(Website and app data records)
::::

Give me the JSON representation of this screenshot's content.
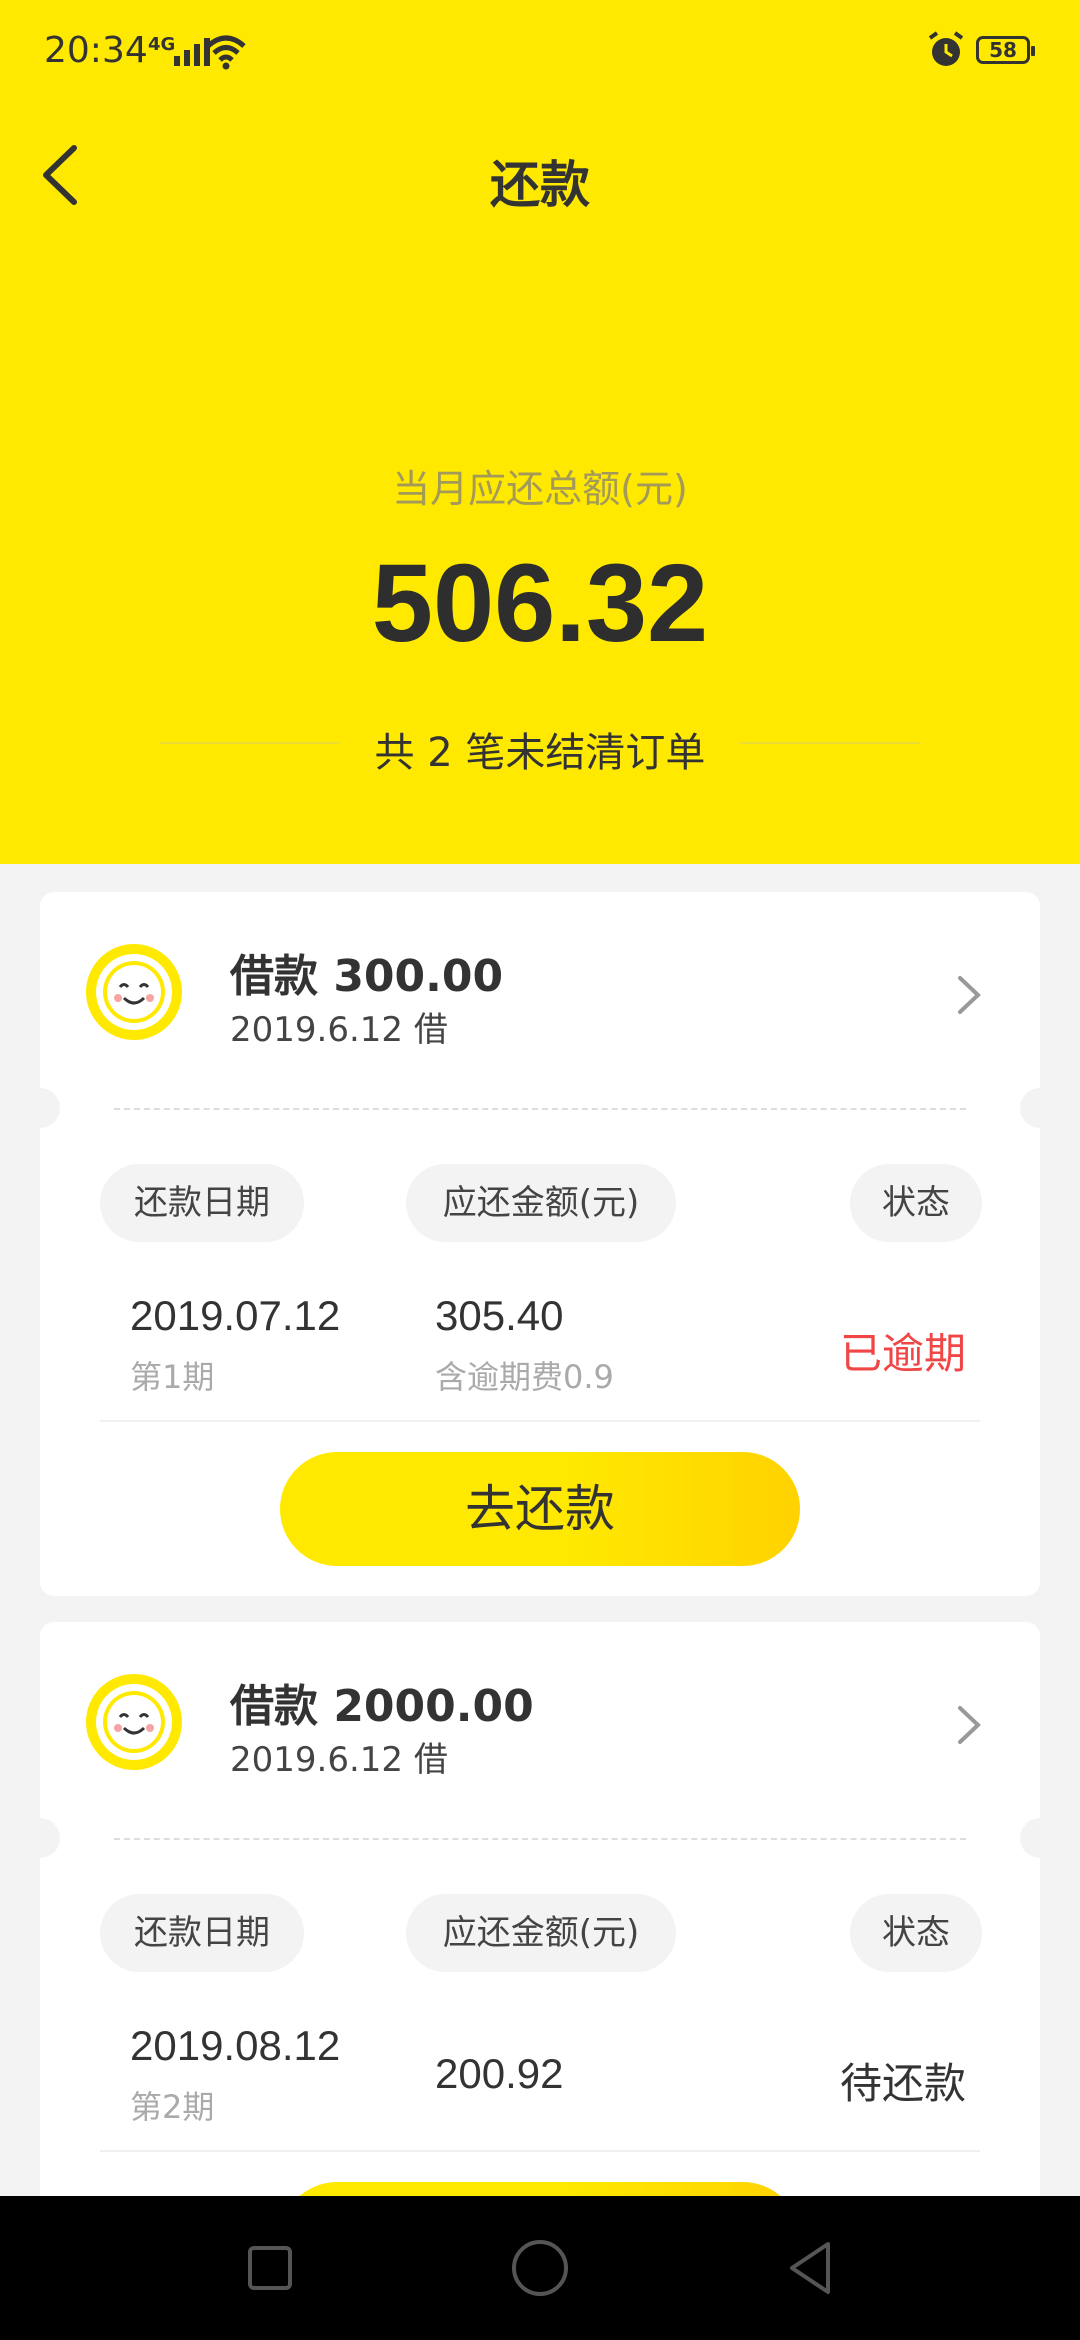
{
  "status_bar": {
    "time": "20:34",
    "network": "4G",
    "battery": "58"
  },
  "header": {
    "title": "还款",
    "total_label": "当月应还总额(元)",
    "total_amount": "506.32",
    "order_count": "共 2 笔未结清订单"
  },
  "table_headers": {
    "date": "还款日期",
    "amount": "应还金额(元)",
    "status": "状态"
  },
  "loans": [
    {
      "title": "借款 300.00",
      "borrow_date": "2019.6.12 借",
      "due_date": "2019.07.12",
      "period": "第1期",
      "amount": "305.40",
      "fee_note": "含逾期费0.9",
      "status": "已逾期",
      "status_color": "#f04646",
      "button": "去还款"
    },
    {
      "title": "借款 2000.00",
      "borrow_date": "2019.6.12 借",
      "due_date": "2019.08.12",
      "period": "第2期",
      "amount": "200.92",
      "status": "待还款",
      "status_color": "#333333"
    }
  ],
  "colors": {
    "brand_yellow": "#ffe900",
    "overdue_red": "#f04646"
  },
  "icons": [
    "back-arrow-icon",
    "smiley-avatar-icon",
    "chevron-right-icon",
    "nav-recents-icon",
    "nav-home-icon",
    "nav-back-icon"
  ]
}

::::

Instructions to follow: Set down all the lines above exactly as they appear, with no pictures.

Reply:
Give me the JSON representation of this screenshot's content.
{
  "status_bar": {
    "time": "20:34",
    "network": "4G",
    "battery": "58"
  },
  "header": {
    "title": "还款",
    "total_label": "当月应还总额(元)",
    "total_amount": "506.32",
    "order_count": "共 2 笔未结清订单"
  },
  "table_headers": {
    "date": "还款日期",
    "amount": "应还金额(元)",
    "status": "状态"
  },
  "loans": [
    {
      "title": "借款 300.00",
      "borrow_date": "2019.6.12 借",
      "due_date": "2019.07.12",
      "period": "第1期",
      "amount": "305.40",
      "fee_note": "含逾期费0.9",
      "status": "已逾期",
      "status_color": "#f04646",
      "button": "去还款"
    },
    {
      "title": "借款 2000.00",
      "borrow_date": "2019.6.12 借",
      "due_date": "2019.08.12",
      "period": "第2期",
      "amount": "200.92",
      "status": "待还款",
      "status_color": "#333333"
    }
  ],
  "colors": {
    "brand_yellow": "#ffe900",
    "overdue_red": "#f04646"
  },
  "icons": [
    "back-arrow-icon",
    "smiley-avatar-icon",
    "chevron-right-icon",
    "nav-recents-icon",
    "nav-home-icon",
    "nav-back-icon"
  ]
}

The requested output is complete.